A security firm has revealed that nearly 5,000 unique Android malware files were created each day during the first quarter of 2015.
According to the recently released Mobile Malware Report – Threat Report: Q1/2015, security researchers at G Data Software have identified an increase in Android malware over the course of the past year.
"During the first quarter of 2015, G DATA security experts chronicled 440,267 new malware files," explains the report. "This represents an increase of 6.4 percent compared to the fourth quarter of 2014 (413,871). On average, the experts discovered almost 4,900 new Android malware files every day in the first quarter of 2015, an increase of almost 400 more new malware files per day compared to the second half of 2014."

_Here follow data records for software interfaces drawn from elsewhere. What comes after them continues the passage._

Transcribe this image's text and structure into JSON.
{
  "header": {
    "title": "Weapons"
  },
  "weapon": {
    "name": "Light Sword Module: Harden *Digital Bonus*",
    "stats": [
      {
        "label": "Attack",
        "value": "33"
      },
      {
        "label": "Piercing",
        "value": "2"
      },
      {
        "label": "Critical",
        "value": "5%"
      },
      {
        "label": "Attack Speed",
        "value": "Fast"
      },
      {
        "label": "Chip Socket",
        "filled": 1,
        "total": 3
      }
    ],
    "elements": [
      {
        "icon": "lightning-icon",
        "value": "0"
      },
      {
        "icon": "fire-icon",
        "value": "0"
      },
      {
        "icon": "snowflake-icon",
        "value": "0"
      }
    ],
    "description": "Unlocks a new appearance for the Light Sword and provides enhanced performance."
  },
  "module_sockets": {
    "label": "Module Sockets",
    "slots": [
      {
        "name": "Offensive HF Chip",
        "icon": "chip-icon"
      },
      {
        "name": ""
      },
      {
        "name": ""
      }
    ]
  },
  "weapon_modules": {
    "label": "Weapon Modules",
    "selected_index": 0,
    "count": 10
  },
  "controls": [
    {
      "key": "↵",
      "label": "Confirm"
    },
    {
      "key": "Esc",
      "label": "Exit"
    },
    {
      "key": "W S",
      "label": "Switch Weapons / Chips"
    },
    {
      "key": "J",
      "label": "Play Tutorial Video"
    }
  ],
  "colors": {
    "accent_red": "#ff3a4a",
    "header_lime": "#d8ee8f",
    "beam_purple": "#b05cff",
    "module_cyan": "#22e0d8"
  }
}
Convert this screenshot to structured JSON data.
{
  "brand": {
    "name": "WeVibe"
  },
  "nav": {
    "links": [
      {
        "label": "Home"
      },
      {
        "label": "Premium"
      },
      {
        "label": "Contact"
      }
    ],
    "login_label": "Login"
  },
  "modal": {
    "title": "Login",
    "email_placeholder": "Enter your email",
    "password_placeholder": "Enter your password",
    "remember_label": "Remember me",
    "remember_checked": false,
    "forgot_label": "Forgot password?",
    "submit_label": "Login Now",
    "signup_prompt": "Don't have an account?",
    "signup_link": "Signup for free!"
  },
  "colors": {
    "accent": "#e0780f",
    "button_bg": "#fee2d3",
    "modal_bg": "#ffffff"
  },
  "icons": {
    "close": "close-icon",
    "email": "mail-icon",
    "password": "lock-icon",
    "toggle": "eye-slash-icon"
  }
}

Christian Geschkat, G DATA mobile solutions product manager, explained to Infosecurity Magazine that approximately half of the malware samples his company detected were financially motivated and were therefore capable of stealing users' banking credentials:
"The use of smartphones and tablets for online banking is increasing rapidly," observed Geschkat. "With its dominant market position, the Android operating system in particular is coming to the attention of cyber-criminals. Hence it is no surprise that attackers are developing and distributing financial malware such as banking trojans especially for this platform. As such, we are expecting a significant increase in financially motivated malware for the Android operating system this year."
But this rise in mobile malware threatens much more than just people's hard-earned money. It also potentially jeopardizes the security of IoT products that are compatible with a mobile device, such as fitness trackers and medical applications that might store a person's sensitive information.
Ultimately, the findings of G Data might not come as a surprise to many.
After all, a recent study released by Pulse Secure found that around 97% of mobile malware is specifically designed to target Android devices. This is in part due to the low barriers of entry for app developers and, until recently, a lack of manual security screening for new applications submitted to the Google Play Store.
Just this week, Google was forced to a kick a malicious app out of the Google Play store which was pretending to be an Android battery monitor.
For now, Android users can reduce (but not entirely eradicate) the risk by only installing apps from known sources.
Let's be honest. Android is and will continue to remain a preferred mobile platform for hundreds of millions of users well into the future.
But if ordinary customers and app developers are to continue to benefit from this mobile OS, Google would be wise to look at G Data's findings and invest some deeper resources into bolstering Android's security.
It's a difficult tradeoff, app security vs. openness and speed of release, but it needs to be weighed regardless.